The first line specifies the namespace containing
lserver-specific tools. Put
it at the top of the configuration file unless you know what you are doing.
add-command function accepts a command name, a
accepting a list of command-line options, and an optional description. The
commands defined in the snippet evaluate arbitrary Lisp expressions and
optionally print the results, e. g.
$ lcli eval '(write-line "Hello, world!")' Hello, world! $ lcli say '(+ 1 2)' 3
Of course, you don’t want that if
lserver is to be used as a system-wide daemon.
If you want to define commands in individual files, you can use the following setup:
(defun file-command (function &optional description) (add-command (pathname-name *load-truename*) function description)) (defparameter *path* (list (merge-pathnames #p"commands/*.lisp" (lserver-homedir-pathname)))) (defun commands-from-path () (dolist (glob *path*) (dolist (pathname (directory glob)) (with-standard-io-syntax (let ((*package* (find-package "LSERVER"))) (load pathname)))))) (commands-from-path)

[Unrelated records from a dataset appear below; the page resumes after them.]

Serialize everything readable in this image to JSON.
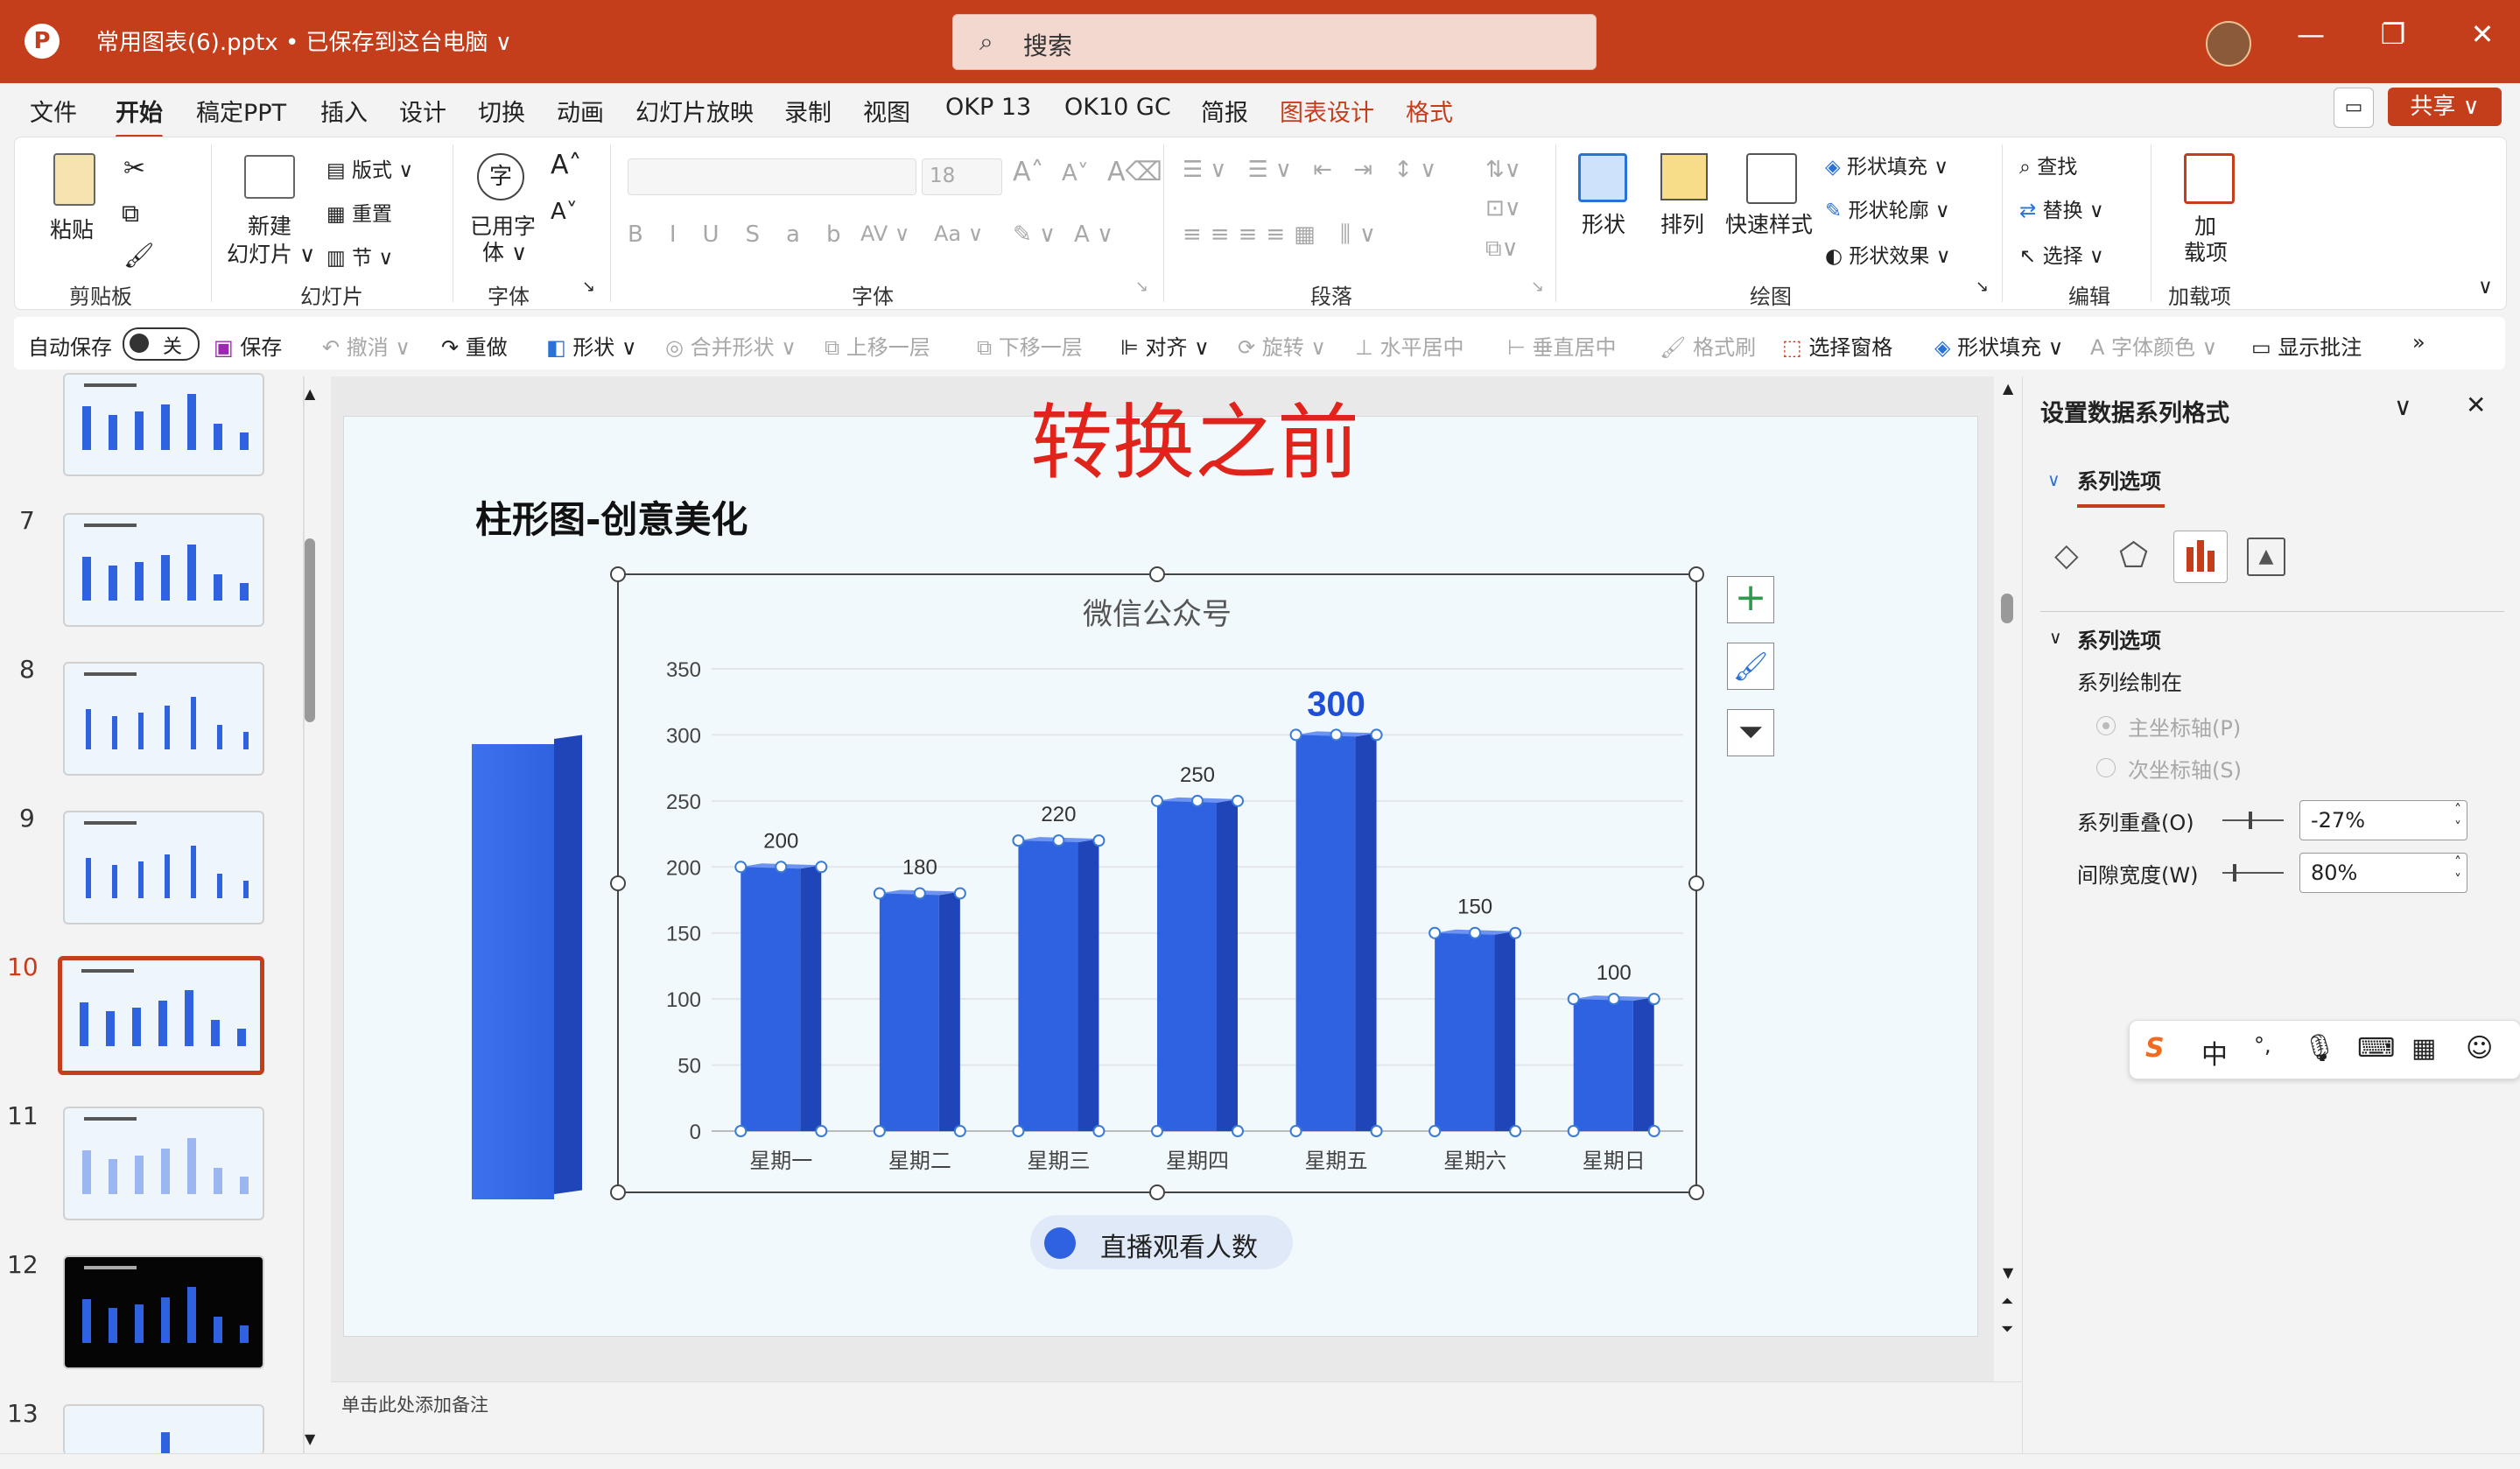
{
  "titlebar": {
    "doc_title": "常用图表(6).pptx • 已保存到这台电脑 ∨",
    "search_placeholder": "搜索",
    "minimize": "—",
    "restore": "❐",
    "close": "✕"
  },
  "tabs": [
    {
      "label": "文件"
    },
    {
      "label": "开始"
    },
    {
      "label": "稿定PPT"
    },
    {
      "label": "插入"
    },
    {
      "label": "设计"
    },
    {
      "label": "切换"
    },
    {
      "label": "动画"
    },
    {
      "label": "幻灯片放映"
    },
    {
      "label": "录制"
    },
    {
      "label": "视图"
    },
    {
      "label": "OKP 13"
    },
    {
      "label": "OK10 GC"
    },
    {
      "label": "简报"
    },
    {
      "label": "图表设计"
    },
    {
      "label": "格式"
    }
  ],
  "share_label": "共享 ∨",
  "ribbon": {
    "clipboard": {
      "paste": "粘贴",
      "group": "剪贴板"
    },
    "slides": {
      "new_slide_1": "新建",
      "new_slide_2": "幻灯片 ∨",
      "layout": "版式 ∨",
      "reset": "重置",
      "section": "节 ∨",
      "group": "幻灯片"
    },
    "font_used": {
      "line1": "已用字",
      "line2": "体 ∨",
      "group": "字体"
    },
    "font": {
      "size": "18",
      "group": "字体"
    },
    "paragraph": {
      "group": "段落"
    },
    "drawing": {
      "shape": "形状",
      "arrange": "排列",
      "quick_style": "快速样式",
      "fill": "形状填充 ∨",
      "outline": "形状轮廓 ∨",
      "effect": "形状效果 ∨",
      "group": "绘图"
    },
    "editing": {
      "find": "查找",
      "replace": "替换",
      "select": "选择 ∨",
      "group": "编辑"
    },
    "addins": {
      "line1": "加",
      "line2": "载项",
      "group": "加载项"
    }
  },
  "qat": {
    "autosave": "自动保存",
    "toggle_state": "关",
    "save": "保存",
    "undo": "撤消",
    "redo": "重做",
    "shape": "形状 ∨",
    "merge": "合并形状 ∨",
    "bring_forward": "上移一层",
    "send_backward": "下移一层",
    "align": "对齐 ∨",
    "rotate": "旋转 ∨",
    "center_h": "水平居中",
    "center_v": "垂直居中",
    "format_painter": "格式刷",
    "selection_pane": "选择窗格",
    "shape_fill": "形状填充 ∨",
    "font_color": "字体颜色 ∨",
    "show_comments": "显示批注",
    "more": "»"
  },
  "thumbnails": [
    {
      "num": "",
      "top": 0
    },
    {
      "num": "7"
    },
    {
      "num": "8"
    },
    {
      "num": "9"
    },
    {
      "num": "10"
    },
    {
      "num": "11"
    },
    {
      "num": "12"
    },
    {
      "num": "13"
    }
  ],
  "slide": {
    "heading_red": "转换之前",
    "title": "柱形图-创意美化",
    "legend_label": "直播观看人数"
  },
  "chart_data": {
    "type": "bar",
    "title": "微信公众号",
    "categories": [
      "星期一",
      "星期二",
      "星期三",
      "星期四",
      "星期五",
      "星期六",
      "星期日"
    ],
    "series": [
      {
        "name": "直播观看人数",
        "values": [
          200,
          180,
          220,
          250,
          300,
          150,
          100
        ]
      }
    ],
    "data_labels": [
      "200",
      "180",
      "220",
      "250",
      "300",
      "150",
      "100"
    ],
    "yticks": [
      "0",
      "50",
      "100",
      "150",
      "200",
      "250",
      "300",
      "350"
    ],
    "ylim": [
      0,
      350
    ],
    "grid": true,
    "legend": "bottom",
    "bar_color": "#2f62e0",
    "highlight_label_color": "#1f4fd8"
  },
  "notes_placeholder": "单击此处添加备注",
  "pane": {
    "title": "设置数据系列格式",
    "section": "系列选项",
    "subsection": "系列选项",
    "plot_on": "系列绘制在",
    "primary_axis": "主坐标轴(P)",
    "secondary_axis": "次坐标轴(S)",
    "overlap_label": "系列重叠(O)",
    "overlap_value": "-27%",
    "gap_label": "间隙宽度(W)",
    "gap_value": "80%"
  },
  "ime": {
    "s": "S",
    "zh": "中",
    "punct": "°,"
  }
}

Instead of defining the
say commands directly in the configuration
file, you can create the following files
say.lisp under the
;;;; eval.lisp (in-package #:lserver) (file-command (lambda (args) (dolist (arg args t) (eval (with-standard-io-syntax (let ((*package* (find-package "LSERVER"))) (read-from-string arg)))))) "Evaluate arguments as Lisp forms.") ;;;; say.lisp (in-package #:lserver) (file-command (lambda (args) (loop for value in (multiple-value-list (eval (with-standard-io-syntax (let ((*package* (find-package "LSERVER"))) (read-from-string (first args)))))) do (format t "~A~%" value) finally (finish-output) (return t))) "Evaluate the argument as a Lisp form and print the values on separate lines.")
file-command names commands after files, so you can easily rename commands by just renaming files.
If you add new command files while the server is running, you can run
$ lcli eval '(commands-from-path)'
for a live update.
lserver commands can be defined on top of
lserver-unaware functions. When
the command is executed, the associated function is applied to the list of
provided command arguments with the following dynamic bindings:
*standard-error*are identified with client’s standard streams;
*query-io*corresponds to stdin and stderr;
*default-pathname-defaults*is client’s working directory,
The exit code is determined by the returned value: if the function returns an integer, it is used as the exit code, if the function returns a non-integer true value, the exit code is 0 and 1 otherwise. If something goes wrong, the client dies with a nonzero exit code, so such codes are not quite reliable.